CC Tech: Installation of Power Brake Booster and Dual Master Cylinder In My 1965 F-100

I had only had the truck for four days in 2006 when I lost my brakes 1.5 miles from home and rolled through a 4-way stop.

Here is an original picture of the truck which body wise seemed to be in good but some mechanical parts not so much. After that episode the brakes always made me nervous especially since I couldn’t find anything obvious as to why I lost my brakes.  I spent a lot of time rebuilding them back then and trying to find decent drums yet that single pot master was always in the back of my mind.

In 2009 I found a rare 1966 F-100 in the most local Pick & Pull near me and it had power drum brakes. So I took the booster out and sent it off to Booster Dewey to rebuild as he has done several of mine. It then sat on the shelf for years in a box. In the meantime I kept driving the truck a bit but then had it off line for 18 months when the 360 crankcase filled up with water just sitting there and a rebuild ensued. Much has been done to this truck but I’ll only deal with the installation of the power booster and dual master. I don’t know if this qualifies as a COAL where one could go into it’s complete restoration to stock once again. Now moving on.

This is the basic junction block used to take the main line and split it into two lines for front and one line back. Seen as removed and then cleaned up.

Here is the original line and the start of a new line. I am using nickle copper brake line which is easy to bend and form. I made the curves by winding the line around a broom handle. That clip on the new line is used half way down to hold the long line steadily in place till it reaches the junction block on the frame.

Since I need a vacuum line I had to form a metal line of which I had some stock on the wall. When bought it already has fittings on both ends but I only need on one end so cut the piece I need and go from there.

With that the booster is put into place. The brackets were cleaned and painted and I obtaining a bellows to cover the pushrod between the booster and firewall. One can make an adjustment on the small rod sticking out from the booster. Had a tool to measure the clearance and it was too much unless the rod was at maximum extension plus some. So I took some round metal rod and cut a piece to fit into the master in front of the booster rod which got me what I needed.
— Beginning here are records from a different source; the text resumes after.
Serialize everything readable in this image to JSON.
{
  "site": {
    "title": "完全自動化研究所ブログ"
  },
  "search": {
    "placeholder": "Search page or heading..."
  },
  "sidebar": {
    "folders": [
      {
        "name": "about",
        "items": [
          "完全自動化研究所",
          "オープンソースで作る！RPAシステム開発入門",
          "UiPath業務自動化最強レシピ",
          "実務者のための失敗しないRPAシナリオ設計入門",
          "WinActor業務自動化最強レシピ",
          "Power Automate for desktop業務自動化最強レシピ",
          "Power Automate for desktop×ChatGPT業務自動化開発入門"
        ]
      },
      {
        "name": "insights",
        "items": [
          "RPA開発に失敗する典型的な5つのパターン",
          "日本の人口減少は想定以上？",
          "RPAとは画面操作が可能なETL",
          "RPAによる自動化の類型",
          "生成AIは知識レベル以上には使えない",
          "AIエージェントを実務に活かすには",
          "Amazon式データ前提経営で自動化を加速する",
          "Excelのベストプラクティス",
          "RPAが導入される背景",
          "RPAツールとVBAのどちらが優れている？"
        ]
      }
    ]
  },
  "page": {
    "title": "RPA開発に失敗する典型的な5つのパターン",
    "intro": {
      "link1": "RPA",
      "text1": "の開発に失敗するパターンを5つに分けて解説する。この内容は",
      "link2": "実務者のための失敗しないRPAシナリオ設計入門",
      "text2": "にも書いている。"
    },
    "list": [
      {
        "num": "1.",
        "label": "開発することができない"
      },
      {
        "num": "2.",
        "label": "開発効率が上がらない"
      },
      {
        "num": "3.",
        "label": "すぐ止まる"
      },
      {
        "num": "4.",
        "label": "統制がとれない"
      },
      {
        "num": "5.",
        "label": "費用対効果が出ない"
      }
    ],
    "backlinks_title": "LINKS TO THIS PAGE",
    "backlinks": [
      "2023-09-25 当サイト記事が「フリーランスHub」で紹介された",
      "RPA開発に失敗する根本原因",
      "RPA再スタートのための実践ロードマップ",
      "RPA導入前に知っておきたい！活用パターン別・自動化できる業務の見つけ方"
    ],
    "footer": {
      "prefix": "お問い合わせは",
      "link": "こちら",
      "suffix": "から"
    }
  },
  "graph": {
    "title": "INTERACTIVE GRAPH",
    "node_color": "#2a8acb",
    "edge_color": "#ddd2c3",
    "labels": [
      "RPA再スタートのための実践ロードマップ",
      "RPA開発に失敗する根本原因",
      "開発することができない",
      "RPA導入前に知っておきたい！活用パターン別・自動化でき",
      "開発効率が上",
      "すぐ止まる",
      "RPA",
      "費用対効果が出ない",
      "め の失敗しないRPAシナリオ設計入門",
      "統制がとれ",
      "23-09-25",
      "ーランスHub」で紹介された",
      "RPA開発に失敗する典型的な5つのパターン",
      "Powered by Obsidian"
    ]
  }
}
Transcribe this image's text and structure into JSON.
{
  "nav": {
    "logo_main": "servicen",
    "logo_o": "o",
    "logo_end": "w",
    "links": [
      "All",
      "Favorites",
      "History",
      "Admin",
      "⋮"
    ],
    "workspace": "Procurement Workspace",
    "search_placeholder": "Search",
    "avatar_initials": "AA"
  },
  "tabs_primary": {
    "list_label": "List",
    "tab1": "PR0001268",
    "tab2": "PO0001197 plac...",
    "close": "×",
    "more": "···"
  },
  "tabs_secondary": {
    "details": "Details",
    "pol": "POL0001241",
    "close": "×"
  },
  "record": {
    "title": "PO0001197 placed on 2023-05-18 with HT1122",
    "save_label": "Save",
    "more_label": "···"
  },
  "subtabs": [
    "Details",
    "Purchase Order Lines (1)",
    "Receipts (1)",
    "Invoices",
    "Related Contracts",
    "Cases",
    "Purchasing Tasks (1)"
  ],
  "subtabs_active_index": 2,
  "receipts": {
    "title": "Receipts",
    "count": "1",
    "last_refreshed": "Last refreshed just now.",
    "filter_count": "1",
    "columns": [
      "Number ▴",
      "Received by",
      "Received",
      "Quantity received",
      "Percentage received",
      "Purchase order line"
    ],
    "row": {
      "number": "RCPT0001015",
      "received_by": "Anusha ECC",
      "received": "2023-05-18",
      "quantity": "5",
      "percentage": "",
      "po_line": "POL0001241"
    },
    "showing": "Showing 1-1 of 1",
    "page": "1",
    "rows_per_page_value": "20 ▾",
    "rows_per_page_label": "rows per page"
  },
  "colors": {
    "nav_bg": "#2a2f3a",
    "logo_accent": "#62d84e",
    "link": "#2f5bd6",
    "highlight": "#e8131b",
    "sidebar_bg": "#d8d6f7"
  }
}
As you can see I rotated the booster around once I started to fit things in and see if there were any obstructions. The bracket holding that proportioning valve was key and some holes needed to be re-drilled. The valve will allow me to regulate pressure to the rear so it doesn’t lock up before the front. The master cylinder is for a 1967 Mustang I believe with equal sized reservoirs as I am working with drums all around. Also the bore size was correct for the truck. The upper lines are in.

The two large main lines are now in place here after spending some time forming them to bend down in the same place, clear the rag joint, run past the middle bracket so both can be attached and then down to the junction block.

Junction block mounts behind the steering box. I bought a coupler so I could mate the new rear feed line to the original rear line to the back. I then blocked off it’s former location on the block and added my new front feed line. So now we are all set only we weren’t and weren’t for months. After filling the master and letting sit the upper lines leaked brake fluid out on the bottom of the bracket and there was a leak down here. How could that be?

I wasn’t using the hand method to make flares but rather the Eastwood hydraulic press which made it easy. Only after making four new lines they also leaked slightly up top and tremendously down below when I pushed on the brake pedal. This caused things to drag out for months as I would get frustrated. Then I discovered the reason for the leaks.

I was using the so called good line cutter I had bought many years ago but had somehow acquired a cheap line cutter seen on the left. If you look closely you can see what the initial cuts look like before one reams the burrs and maybe chamfers the outer edges a bit. The lines done by the cutter on the right all leaked while none of the last four, made by the cutter on the left, did. So cutter on the right into the trash.

With that problem solved now I could fill up the master and after two weeks there were no leaks. Next stepping on the brake pedal caused no leaks to appear under pressure so time to take out on the road around the house only. This upgrade made a visible difference in braking compared to stock. I’d place it between my 68 all drum Mustang and my 68 power disc Cougar. Before it always felt like I needed both feet on the brakes (very little pedal movement) to be safe given my nervousness from long ago. Now one foot, like all my cars, some pedal travel, and you are stopped. I liked it. Adjusted the proportioning valve in a deserted school parking lot so all four brakes grabbed at the same time during a panic stop. All this was done through most of 2021 to the beginning of this year.

Most important of all I didn’t make a flare before putting a fitting on.